Every line of the data below that holds the string "content" needs to be reported.

─── Supplied material ───

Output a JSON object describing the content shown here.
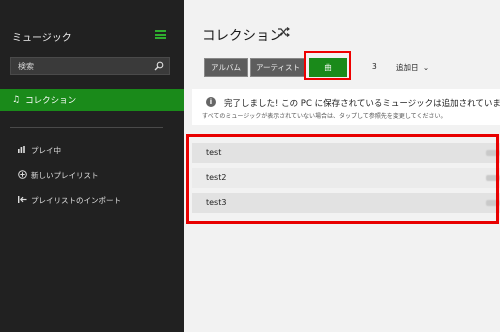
{
  "sidebar": {
    "title": "ミュージック",
    "search_placeholder": "検索",
    "collection_label": "コレクション",
    "items": [
      {
        "label": "プレイ中",
        "icon": "now-playing-icon"
      },
      {
        "label": "新しいプレイリスト",
        "icon": "add-icon"
      },
      {
        "label": "プレイリストのインポート",
        "icon": "import-icon"
      }
    ]
  },
  "main": {
    "title": "コレクション",
    "tabs": {
      "album": "アルバム",
      "artist": "アーティスト",
      "song": "曲"
    },
    "count": "3",
    "sort_label": "追加日",
    "notice": {
      "title": "完了しました! この PC に保存されているミュージックは追加されています。",
      "subtitle": "すべてのミュージックが表示されていない場合は、タップして参照先を変更してください。"
    },
    "songs": [
      "test",
      "test2",
      "test3"
    ]
  },
  "colors": {
    "accent": "#1a8a1a",
    "highlight": "#ee0000",
    "sidebar": "#212121"
  }
}
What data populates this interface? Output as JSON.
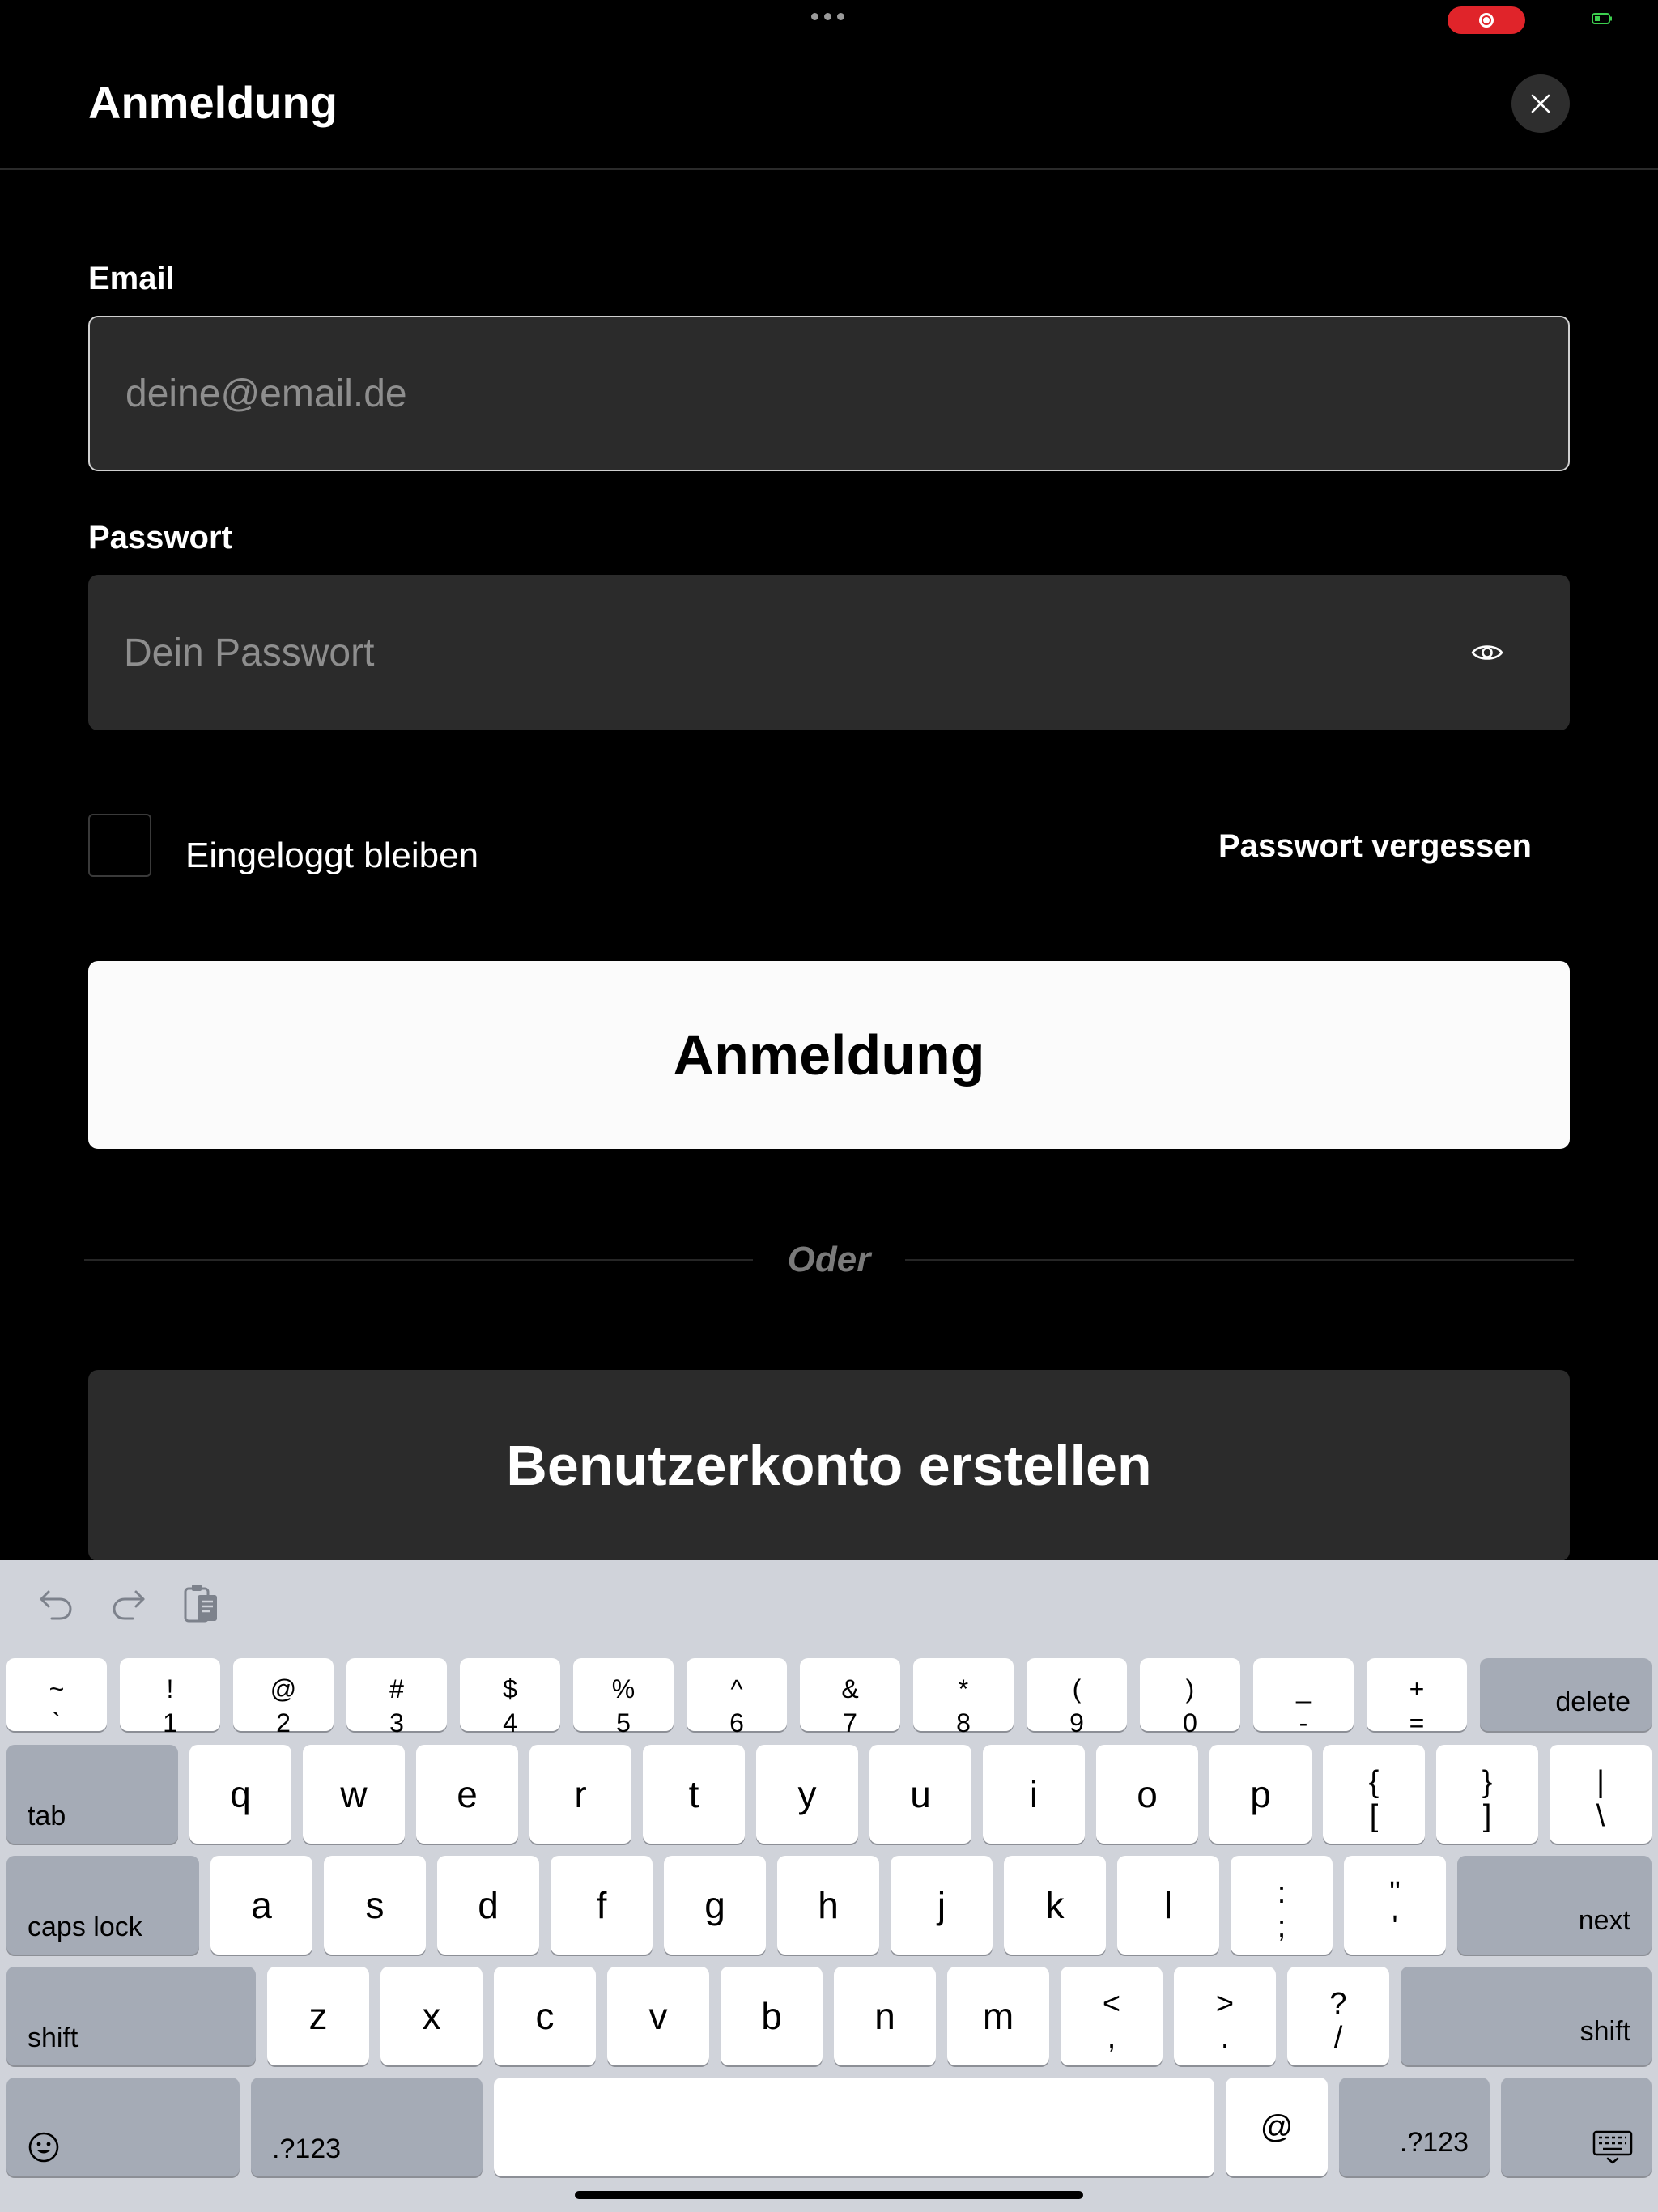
{
  "header": {
    "title": "Anmeldung",
    "close_icon": "close-icon"
  },
  "form": {
    "email_label": "Email",
    "email_placeholder": "deine@email.de",
    "email_value": "",
    "password_label": "Passwort",
    "password_placeholder": "Dein Passwort",
    "password_value": "",
    "remember_label": "Eingeloggt bleiben",
    "remember_checked": false,
    "forgot_label": "Passwort vergessen",
    "login_button": "Anmeldung",
    "divider_text": "Oder",
    "register_button": "Benutzerkonto erstellen"
  },
  "colors": {
    "background": "#000000",
    "field_background": "#2b2b2b",
    "primary_button": "#fbfbfb",
    "secondary_button": "#2b2b2b",
    "record_indicator": "#e0242a",
    "keyboard_background": "#d0d3da"
  },
  "keyboard": {
    "toolbar_icons": [
      "undo-icon",
      "redo-icon",
      "paste-icon"
    ],
    "number_row": [
      {
        "top": "~",
        "bottom": "`"
      },
      {
        "top": "!",
        "bottom": "1"
      },
      {
        "top": "@",
        "bottom": "2"
      },
      {
        "top": "#",
        "bottom": "3"
      },
      {
        "top": "$",
        "bottom": "4"
      },
      {
        "top": "%",
        "bottom": "5"
      },
      {
        "top": "^",
        "bottom": "6"
      },
      {
        "top": "&",
        "bottom": "7"
      },
      {
        "top": "*",
        "bottom": "8"
      },
      {
        "top": "(",
        "bottom": "9"
      },
      {
        "top": ")",
        "bottom": "0"
      },
      {
        "top": "_",
        "bottom": "-"
      },
      {
        "top": "+",
        "bottom": "="
      }
    ],
    "delete": "delete",
    "tab": "tab",
    "row_q": [
      "q",
      "w",
      "e",
      "r",
      "t",
      "y",
      "u",
      "i",
      "o",
      "p"
    ],
    "row_q_symbols": [
      {
        "top": "{",
        "bottom": "["
      },
      {
        "top": "}",
        "bottom": "]"
      },
      {
        "top": "|",
        "bottom": "\\"
      }
    ],
    "caps_lock": "caps lock",
    "row_a": [
      "a",
      "s",
      "d",
      "f",
      "g",
      "h",
      "j",
      "k",
      "l"
    ],
    "row_a_symbols": [
      {
        "top": ":",
        "bottom": ";"
      },
      {
        "top": "\"",
        "bottom": "'"
      }
    ],
    "next": "next",
    "shift_left": "shift",
    "row_z": [
      "z",
      "x",
      "c",
      "v",
      "b",
      "n",
      "m"
    ],
    "row_z_symbols": [
      {
        "top": "<",
        "bottom": ","
      },
      {
        "top": ">",
        "bottom": "."
      },
      {
        "top": "?",
        "bottom": "/"
      }
    ],
    "shift_right": "shift",
    "emoji_icon": "emoji-icon",
    "numbers_left": ".?123",
    "space": "",
    "at": "@",
    "numbers_right": ".?123",
    "hide_keyboard_icon": "keyboard-dismiss-icon"
  }
}
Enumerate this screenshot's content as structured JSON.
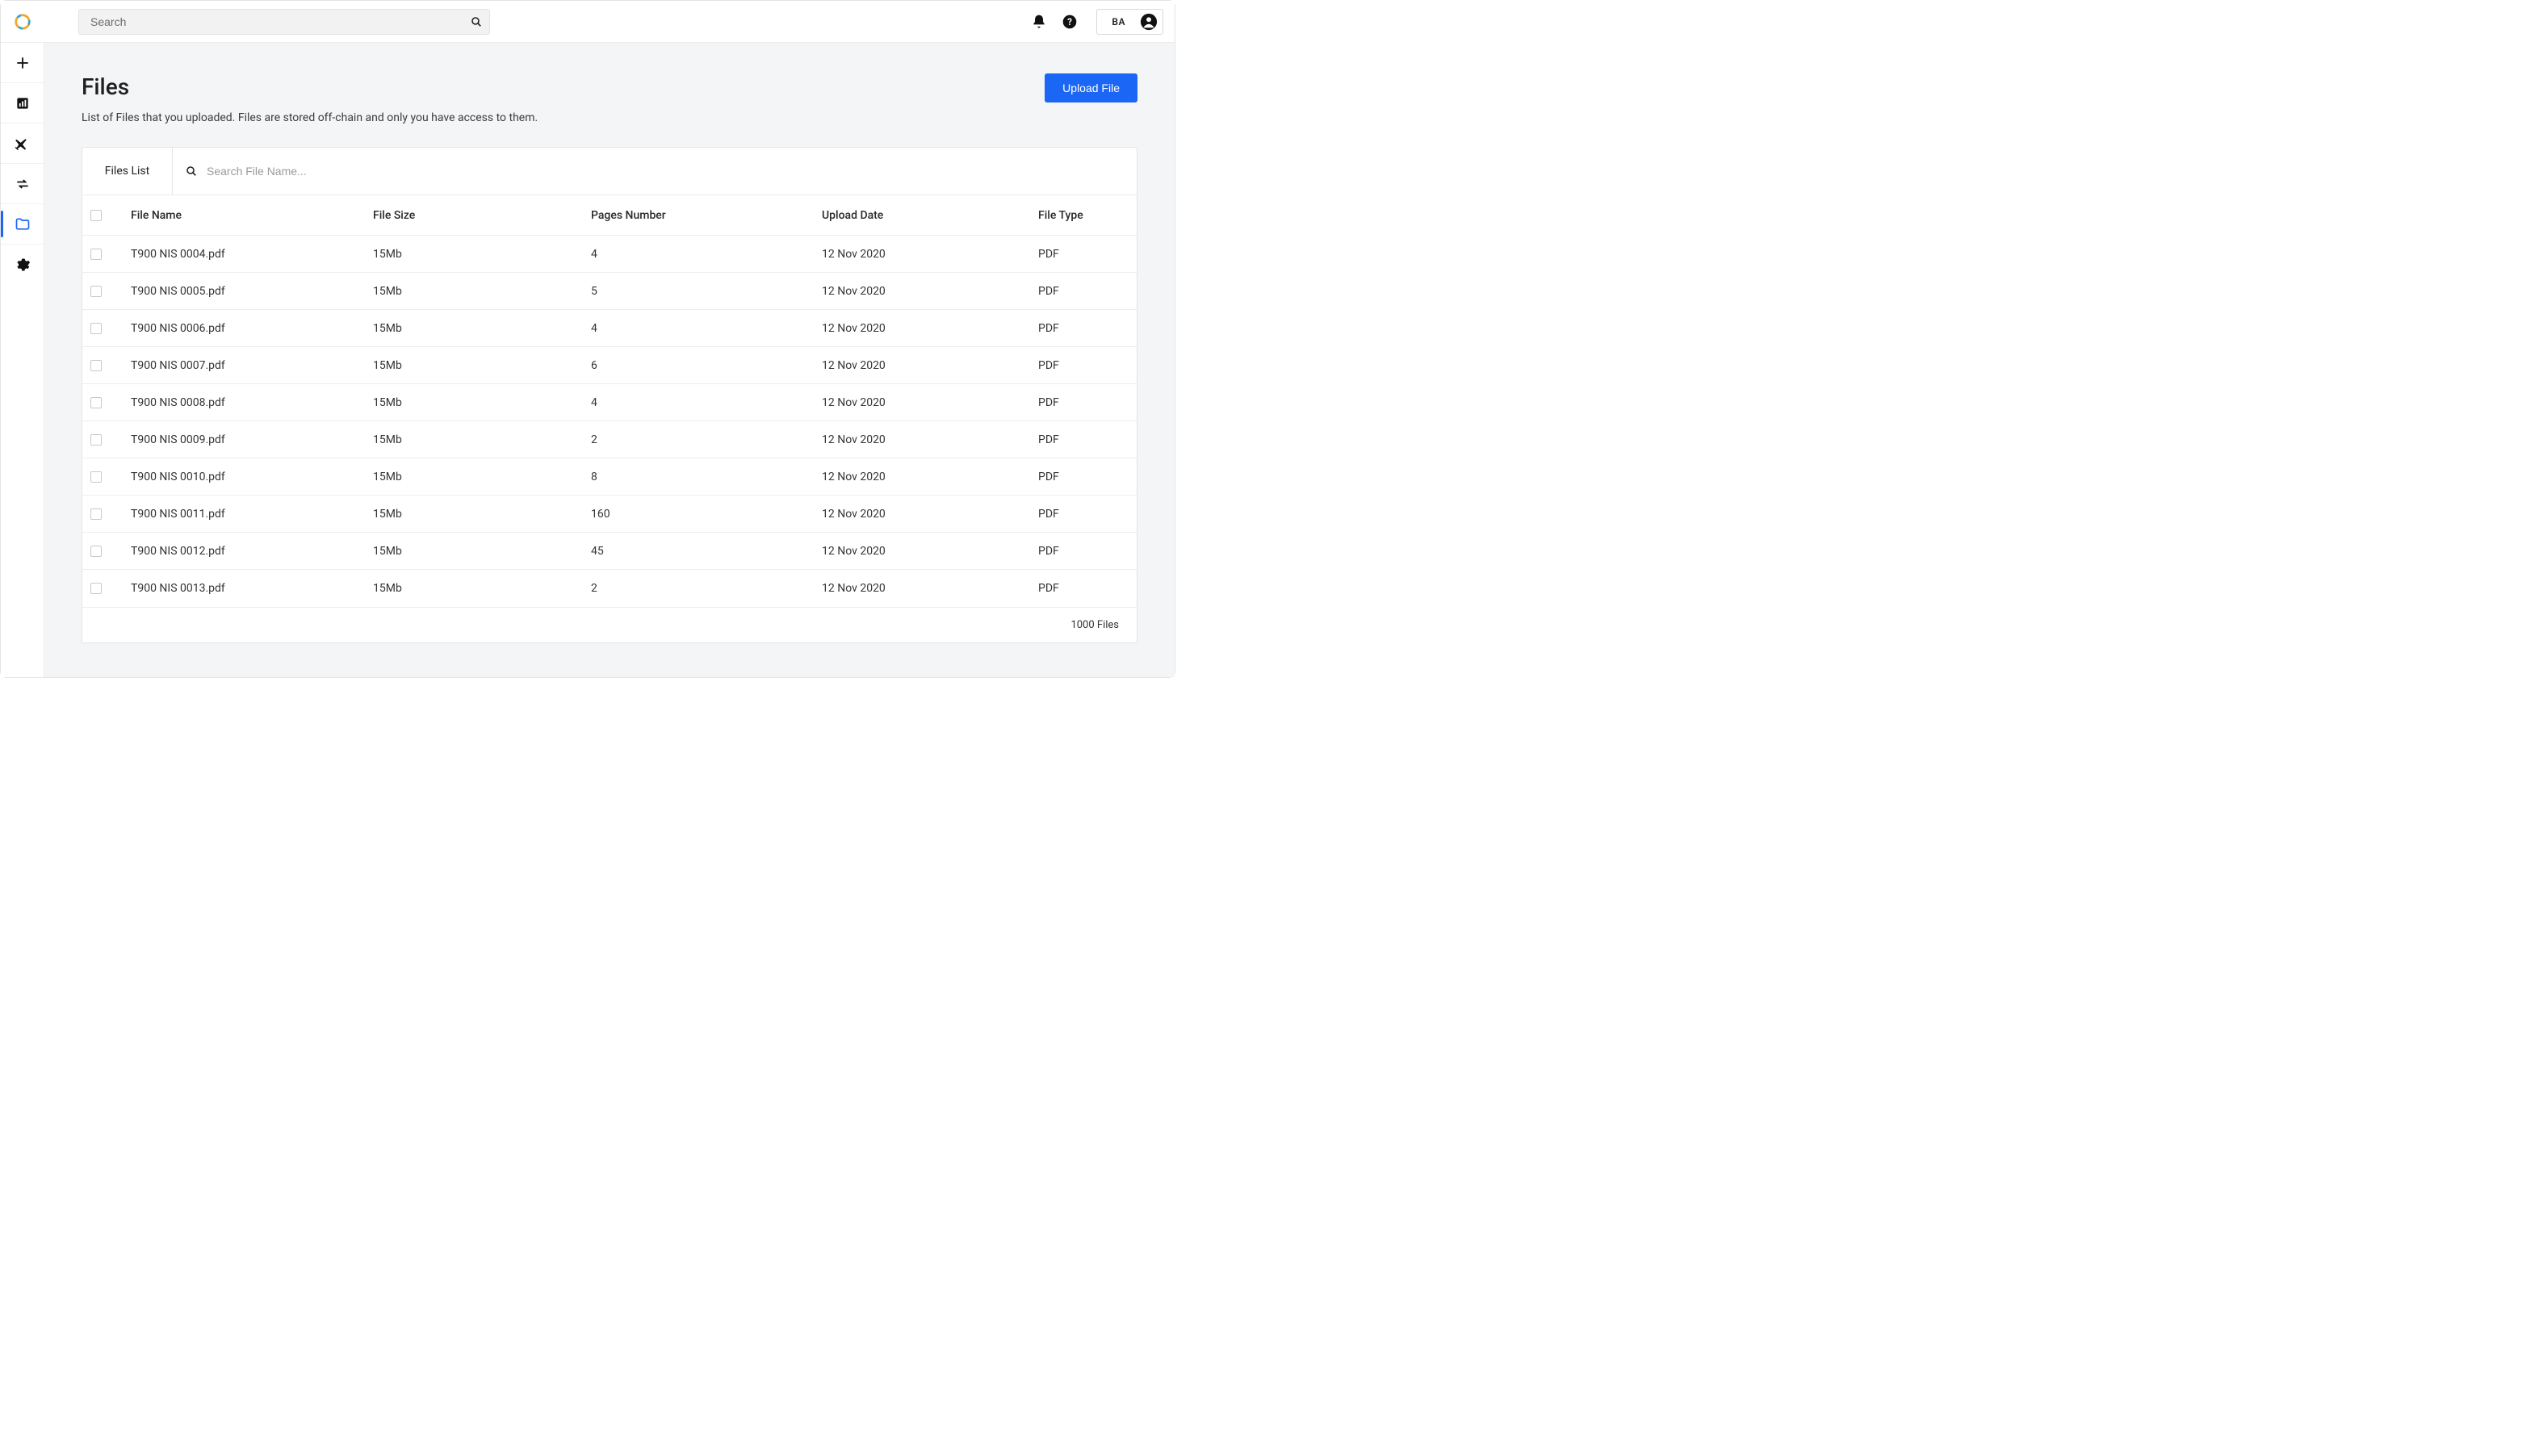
{
  "topbar": {
    "search_placeholder": "Search",
    "account_initials": "BA"
  },
  "page": {
    "title": "Files",
    "description": "List of Files that you uploaded. Files are stored off-chain and only you have access to them.",
    "upload_button": "Upload File"
  },
  "table": {
    "tab_label": "Files List",
    "search_placeholder": "Search File Name...",
    "columns": {
      "name": "File Name",
      "size": "File Size",
      "pages": "Pages Number",
      "date": "Upload Date",
      "type": "File Type"
    },
    "rows": [
      {
        "name": "T900 NIS 0004.pdf",
        "size": "15Mb",
        "pages": "4",
        "date": "12 Nov 2020",
        "type": "PDF"
      },
      {
        "name": "T900 NIS 0005.pdf",
        "size": "15Mb",
        "pages": "5",
        "date": "12 Nov 2020",
        "type": "PDF"
      },
      {
        "name": "T900 NIS 0006.pdf",
        "size": "15Mb",
        "pages": "4",
        "date": "12 Nov 2020",
        "type": "PDF"
      },
      {
        "name": "T900 NIS 0007.pdf",
        "size": "15Mb",
        "pages": "6",
        "date": "12 Nov 2020",
        "type": "PDF"
      },
      {
        "name": "T900 NIS 0008.pdf",
        "size": "15Mb",
        "pages": "4",
        "date": "12 Nov 2020",
        "type": "PDF"
      },
      {
        "name": "T900 NIS 0009.pdf",
        "size": "15Mb",
        "pages": "2",
        "date": "12 Nov 2020",
        "type": "PDF"
      },
      {
        "name": "T900 NIS 0010.pdf",
        "size": "15Mb",
        "pages": "8",
        "date": "12 Nov 2020",
        "type": "PDF"
      },
      {
        "name": "T900 NIS 0011.pdf",
        "size": "15Mb",
        "pages": "160",
        "date": "12 Nov 2020",
        "type": "PDF"
      },
      {
        "name": "T900 NIS 0012.pdf",
        "size": "15Mb",
        "pages": "45",
        "date": "12 Nov 2020",
        "type": "PDF"
      },
      {
        "name": "T900 NIS 0013.pdf",
        "size": "15Mb",
        "pages": "2",
        "date": "12 Nov 2020",
        "type": "PDF"
      }
    ],
    "footer": "1000 Files"
  }
}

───

**Output:**
Output a JSON object describing the content shown here.
Enumerate this screenshot's content as structured JSON.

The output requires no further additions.